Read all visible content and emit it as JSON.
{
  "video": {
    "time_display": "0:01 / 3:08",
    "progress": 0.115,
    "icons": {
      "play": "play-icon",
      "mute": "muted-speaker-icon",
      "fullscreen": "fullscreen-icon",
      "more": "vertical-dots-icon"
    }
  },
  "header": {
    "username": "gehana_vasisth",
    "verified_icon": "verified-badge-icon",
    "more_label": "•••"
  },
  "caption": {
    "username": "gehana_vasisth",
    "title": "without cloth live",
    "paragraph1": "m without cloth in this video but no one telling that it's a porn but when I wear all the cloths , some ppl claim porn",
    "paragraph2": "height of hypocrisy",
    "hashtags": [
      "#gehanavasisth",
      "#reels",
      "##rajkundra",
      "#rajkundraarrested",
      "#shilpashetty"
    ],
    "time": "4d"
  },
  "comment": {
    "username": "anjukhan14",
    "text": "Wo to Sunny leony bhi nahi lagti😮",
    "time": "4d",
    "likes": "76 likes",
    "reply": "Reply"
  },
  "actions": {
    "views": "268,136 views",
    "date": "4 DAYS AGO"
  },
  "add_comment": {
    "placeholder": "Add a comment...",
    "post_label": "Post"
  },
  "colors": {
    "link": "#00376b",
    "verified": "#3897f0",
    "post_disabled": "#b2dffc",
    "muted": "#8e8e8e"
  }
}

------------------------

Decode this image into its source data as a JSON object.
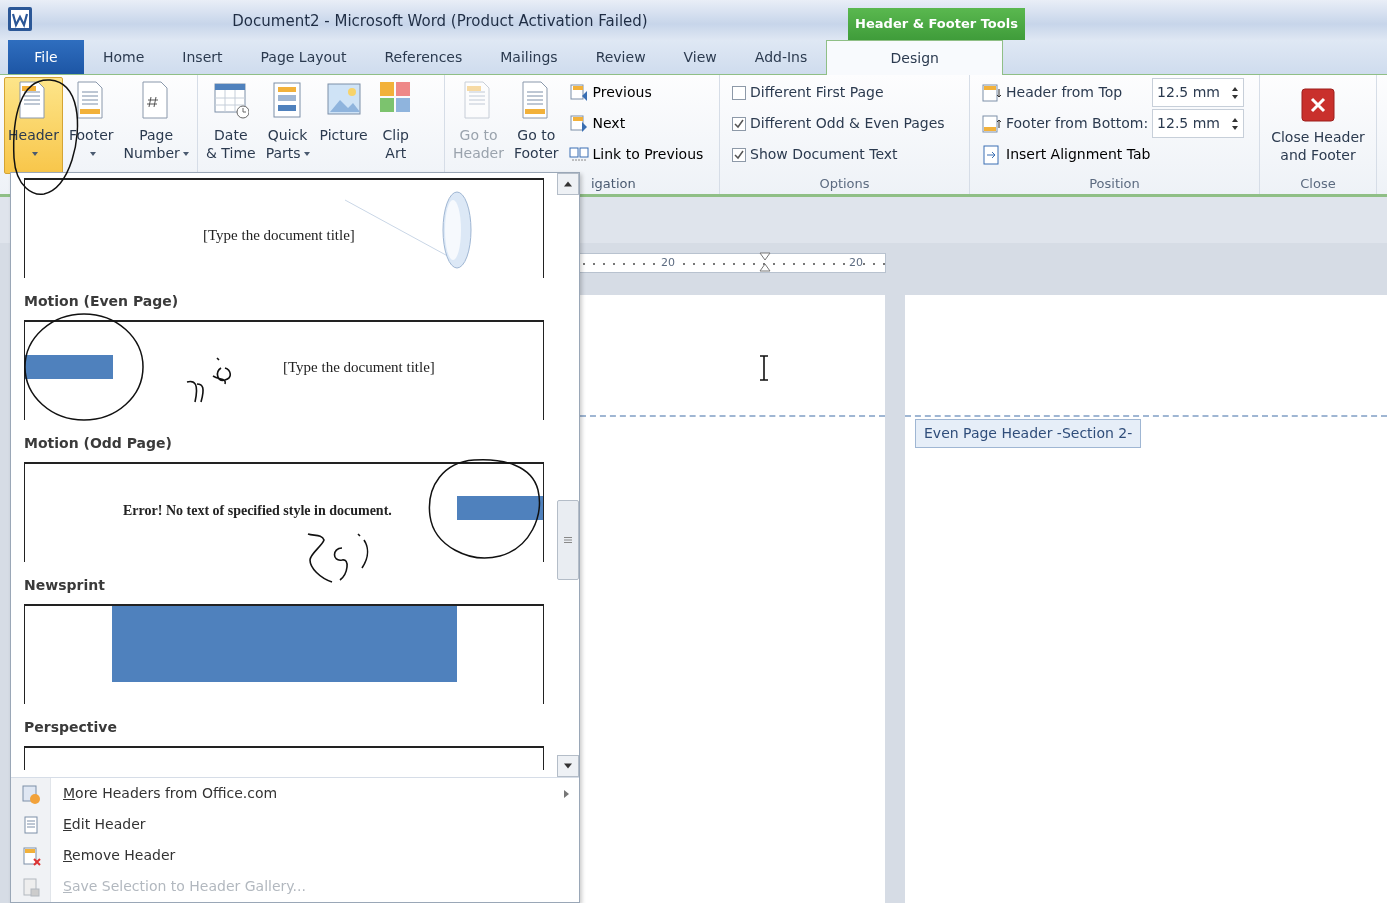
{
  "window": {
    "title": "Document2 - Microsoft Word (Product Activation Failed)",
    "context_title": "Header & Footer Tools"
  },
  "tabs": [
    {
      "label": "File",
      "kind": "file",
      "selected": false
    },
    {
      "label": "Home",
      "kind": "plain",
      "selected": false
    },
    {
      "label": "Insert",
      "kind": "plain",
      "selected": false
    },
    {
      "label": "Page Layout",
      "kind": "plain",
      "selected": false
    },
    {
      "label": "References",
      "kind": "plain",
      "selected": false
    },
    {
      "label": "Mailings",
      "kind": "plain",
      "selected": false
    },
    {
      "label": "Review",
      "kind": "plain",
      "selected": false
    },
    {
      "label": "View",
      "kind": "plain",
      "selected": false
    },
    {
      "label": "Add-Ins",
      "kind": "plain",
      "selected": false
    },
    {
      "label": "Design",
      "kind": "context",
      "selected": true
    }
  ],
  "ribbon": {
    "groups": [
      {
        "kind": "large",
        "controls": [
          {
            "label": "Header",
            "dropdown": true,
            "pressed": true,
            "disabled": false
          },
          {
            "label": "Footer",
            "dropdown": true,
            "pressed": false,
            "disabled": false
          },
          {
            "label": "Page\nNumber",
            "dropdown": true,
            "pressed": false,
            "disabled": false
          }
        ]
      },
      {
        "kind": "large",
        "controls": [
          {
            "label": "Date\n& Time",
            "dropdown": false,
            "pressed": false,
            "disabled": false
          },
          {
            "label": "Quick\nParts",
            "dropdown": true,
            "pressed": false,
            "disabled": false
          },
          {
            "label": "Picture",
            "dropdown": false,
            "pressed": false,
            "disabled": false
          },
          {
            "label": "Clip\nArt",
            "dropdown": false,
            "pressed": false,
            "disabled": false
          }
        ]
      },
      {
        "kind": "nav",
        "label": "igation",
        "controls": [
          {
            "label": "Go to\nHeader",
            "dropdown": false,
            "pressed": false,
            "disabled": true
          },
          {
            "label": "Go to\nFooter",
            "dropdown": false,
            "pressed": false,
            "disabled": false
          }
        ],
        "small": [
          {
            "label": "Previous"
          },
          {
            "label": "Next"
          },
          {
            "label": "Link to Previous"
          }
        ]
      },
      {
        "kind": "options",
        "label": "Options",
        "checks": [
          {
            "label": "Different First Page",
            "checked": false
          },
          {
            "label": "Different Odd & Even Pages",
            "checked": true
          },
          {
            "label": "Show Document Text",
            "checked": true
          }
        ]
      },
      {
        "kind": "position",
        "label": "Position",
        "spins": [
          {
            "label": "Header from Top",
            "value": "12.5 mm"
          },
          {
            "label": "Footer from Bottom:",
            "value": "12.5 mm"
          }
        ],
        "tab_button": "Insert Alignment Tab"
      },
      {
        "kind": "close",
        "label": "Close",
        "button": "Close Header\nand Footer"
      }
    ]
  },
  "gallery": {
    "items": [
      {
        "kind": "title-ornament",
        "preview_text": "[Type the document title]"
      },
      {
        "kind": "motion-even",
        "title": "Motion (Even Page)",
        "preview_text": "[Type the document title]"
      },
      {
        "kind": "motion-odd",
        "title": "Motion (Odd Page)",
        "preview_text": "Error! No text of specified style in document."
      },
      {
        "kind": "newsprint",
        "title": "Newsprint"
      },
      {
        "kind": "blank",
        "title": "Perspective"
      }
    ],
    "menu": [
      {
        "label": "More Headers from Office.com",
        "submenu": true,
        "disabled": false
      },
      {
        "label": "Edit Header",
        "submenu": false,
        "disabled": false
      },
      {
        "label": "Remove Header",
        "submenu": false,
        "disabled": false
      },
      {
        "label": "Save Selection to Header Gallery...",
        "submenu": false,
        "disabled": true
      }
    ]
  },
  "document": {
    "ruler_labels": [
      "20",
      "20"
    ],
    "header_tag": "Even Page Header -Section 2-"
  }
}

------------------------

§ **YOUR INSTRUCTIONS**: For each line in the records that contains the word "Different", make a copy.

§ **TASK ANSWER**:
            "label": "Different First Page",
            "label": "Different Odd & Even Pages",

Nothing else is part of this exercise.